- In more temperate climates, the epidemics come in the ‘wet’ season
- Prognosis is good, but it does carry a mortality (~1%)
- Highly Infectious
- A single-stranded RNA virus
- In adults, and older children, RSV only causes coryzal, and sometimes, flu-like symptoms.
- Almost all children will have been infected at some stage by the age of 2
- Often, infants catch the virus from older siblings, who bring it home from school, or they catch it directly themselves in environments with lots of children present.
- Spread trough viral shedding, via coughing and sneezing. It can also live on surfaces and clothes outside the body for up to 5 hours.
- Other causes include parainfluenza, virus, influenza virus and adenoviruses
- Annual incidence is about 11% of those <12months
- Usually occurs between Nov and April, with peak in Jan and Feb
- Dry cough
- Increasing breathlessness (often RR >50), may include Rib recession
- Cough may continue for 1-2 weeks
- Wheezing may/may not be present
- Difficulty feeding – due to dyspnoea – is the main reason for admission
- Symptoms often worse at night
- Symptoms tend to be worse the younger the child. Children >” are rarely seriously ill, whilst those <^ months are at the greatest risk.
Signs and Symptoms of severe disease
- Sharp, dry cough
- Chest hyperinflation
- Liver displaced downwards
- Prominent sternum
- Subcostal recession
- Intercostal Recession
- Prolonged expiration
- End-respiratory crackles on auscultation
- RSV – can be easily tested for with nasopharyngeal mucous secretions.
- X-ray – usually shows hyperinflation
- Blood gases – low O2, raised CO2.
There is no specific treatment. The management is essentially supportive, and in many cases, will not require hospitalisation.
- Signs that suggest severe disease: lethargy, cyanosis, co-existing illness (e.g. immunodefiency, congenital heart defects)

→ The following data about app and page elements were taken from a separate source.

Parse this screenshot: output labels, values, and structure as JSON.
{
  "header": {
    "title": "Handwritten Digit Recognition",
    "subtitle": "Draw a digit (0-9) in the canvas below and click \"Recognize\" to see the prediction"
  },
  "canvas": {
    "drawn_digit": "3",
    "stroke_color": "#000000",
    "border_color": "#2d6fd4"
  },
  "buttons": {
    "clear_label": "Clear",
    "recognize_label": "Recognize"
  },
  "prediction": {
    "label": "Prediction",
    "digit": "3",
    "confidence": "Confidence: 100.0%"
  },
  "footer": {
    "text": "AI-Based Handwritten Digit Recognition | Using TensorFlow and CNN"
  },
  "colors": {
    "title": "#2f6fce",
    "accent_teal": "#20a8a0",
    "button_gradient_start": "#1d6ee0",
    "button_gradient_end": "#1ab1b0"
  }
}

- Oxygen – Delivered by nasal specs, head box, or in the smallest infants, tent. The amount of O2 is determined by pulse oximetry and blood gas results.
- Steroids and antibiotics should not be given! (no evidence) – although they often are used
- Bronchodilators via nebuliser are often used, but are not of proven benefit.
- Mist is not of proven benefit and should not be administered
- Fluids – can be given IV or by NG tube.
- Mechanical ventilation – is needed in about 2% of cases.
- Very low FEV1 (<21% of normal)
- Dry cough
- There is very little treatment. Some cases may improve with a lung transplant.
- There are many causes, not just RSV infection in childhood, often including occupational lung disease.
- Murtagh’s General Practice. 6th Ed. (2015) John Murtagh, Jill Rosenblatt
- Oxford Handbook of General Practice. 3rd Ed. (2010) Simon, C., Everitt, H., van Drop, F.
- Beers, MH., Porter RS., Jones, TV., Kaplan JL., Berkwits, M. The Merck Manual of Diagnosis and Therapy